November 14, 2022
Hindsight is 2020
This most bizarre year is now squarely in the rearview mirror. And although I wouldn’t want to place any bets on what the future holds – especially economically – there are certainly some fundamental changes that took place this year that will likely forever change the way we approach our brand programs:
- Zoom backgrounds are now officially part of the brand collateral suite
Who would have thought in 2019 that Zoom would become so ubiquitous that it would become a verb? What started as a bit of a joke amongst ourselves, Zoom backgrounds are now routinely requested by clients looking to provide their teams with a suite of brand-aligned Zoom backgrounds (or Teams or Skype). It not only helps create a unifying brand message – but it also helps alleviate the pressure currently put on those employees navigating a makeshift home office.
- Your brand standards guide needs an update
We started talking about the idea that the brand standard guide and employee manual should finally merge in 2019, but it began to resonate in 2020 when we all started to work from home. The brand standard guide has been limited to designers for far too long, and the employee manual has long gone unread. By integrating the two, our clients can keep everyone aligned on critical brand processes and communication protocols.
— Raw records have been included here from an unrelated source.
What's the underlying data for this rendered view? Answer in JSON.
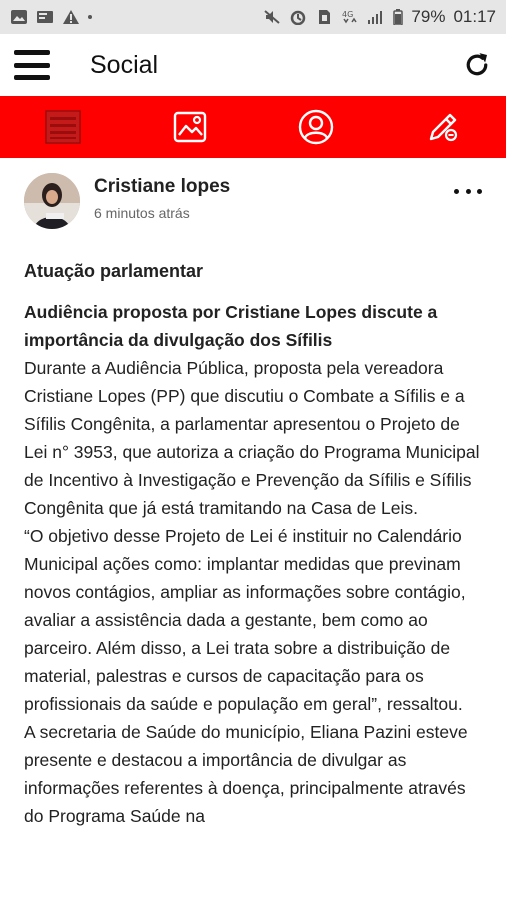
{
  "status_bar": {
    "icons": [
      "image-icon",
      "cast-icon",
      "warning-icon",
      "mute-icon",
      "alarm-icon",
      "sim-icon",
      "network-4g-icon",
      "signal-icon"
    ],
    "battery": "79%",
    "time": "01:17"
  },
  "app_bar": {
    "title": "Social"
  },
  "tabs": [
    {
      "icon": "list-icon",
      "active": true
    },
    {
      "icon": "gallery-icon",
      "active": false
    },
    {
      "icon": "profile-icon",
      "active": false
    },
    {
      "icon": "edit-icon",
      "active": false
    }
  ],
  "post": {
    "author": "Cristiane lopes",
    "time": "6 minutos atrás",
    "heading": "Atuação parlamentar",
    "subheading": "Audiência proposta por Cristiane Lopes discute a importância da divulgação dos Sífilis",
    "paragraph1": "Durante a Audiência Pública, proposta pela vereadora Cristiane Lopes (PP) que discutiu o Combate a Sífilis e a Sífilis Congênita, a parlamentar apresentou o Projeto de Lei n° 3953, que autoriza a criação do Programa Municipal de Incentivo à Investigação e Prevenção da Sífilis e Sífilis Congênita que já está tramitando na Casa de Leis.",
    "paragraph2": "“O objetivo desse Projeto de Lei é instituir no Calendário Municipal ações como: implantar medidas que previnam novos contágios, ampliar as informações sobre contágio, avaliar a assistência dada a gestante, bem como ao parceiro. Além disso, a Lei trata sobre a distribuição de material, palestras e cursos de capacitação para os profissionais da saúde e população em geral”, ressaltou.",
    "paragraph3": "A secretaria de Saúde do município, Eliana Pazini esteve presente e destacou a importância de divulgar as informações referentes à doença, principalmente através do Programa Saúde na"
  },
  "colors": {
    "accent": "#ff0000",
    "status_bar_bg": "#e6e6e6",
    "text": "#212121"
  }
}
We’re calling it Brand Optimization – and our BrandOps guides are becoming a hit with clients.
- Is your brand language inclusive?
COVID-19 may have caused the world to lockdown, but it was a series of racial injustices against people of colour that made the world sit up and take notice. Across industries, companies realized that diversity needed to be a priority – both from a recruitment perspective and daily operations. We started working on inclusivity language guides that help our clients shape and reinforce brand culture, define internal policies, and set standards for communications both internally and externally.
- Some of these cloud-based creative tools aren’t that bad
Full disclosure that I have turned my nose at many of these cloud-based creative programs in the past. We always had this fear of clients “going rogue” and ruining a design program’s integrity. But I have to say, Squarespace and Canva can all be handy resources for clients to create their own graphics, content, and websites. Instead of fighting these platforms, we’re creating templates and training tools that help our clients use these in a way that’s both easy and effective for them. Hopefully, if they can save money on these daily communication pieces, presumably, they’ll have more budget reserved to work with us on more strategic, high-impact campaigns.
- It’s time to rethink how we price creativity
For the last several years, our increasing collective brand-savviness has been putting the pressure on Brand Managers to deliver a seamless experience through all touch-points – that’s only amplified because of the pandemic.
We started an investigation 18 months ago, looking at the design industry and other sectors like airlines and fitness that offer clients savings when they buy packages upfront. Cost and process efficiencies occur when there is an upfront commitment resulting in those industries providing their customers with more for less. Bundling our time and selling it in packages has helped several of our clients build virtual design studios – and do away with a lot of the administrative headaches on both ends. It’s not just more cost-effective, but it’s more efficient, too.
As we head into the holiday break, it’s hard to imagine how much has changed in 2020. I suppose we’ll see what 2021 brings – particularly when it comes to brand strategy and workplace dynamics. Regardless, I’ll keep you posted on my observations. If you’d like to say hello, just send me a note and we’ll set it up.
Do you want to read more articles like this?
Fill out a few details about yourself and we'll keep you updated with information and insights you can use.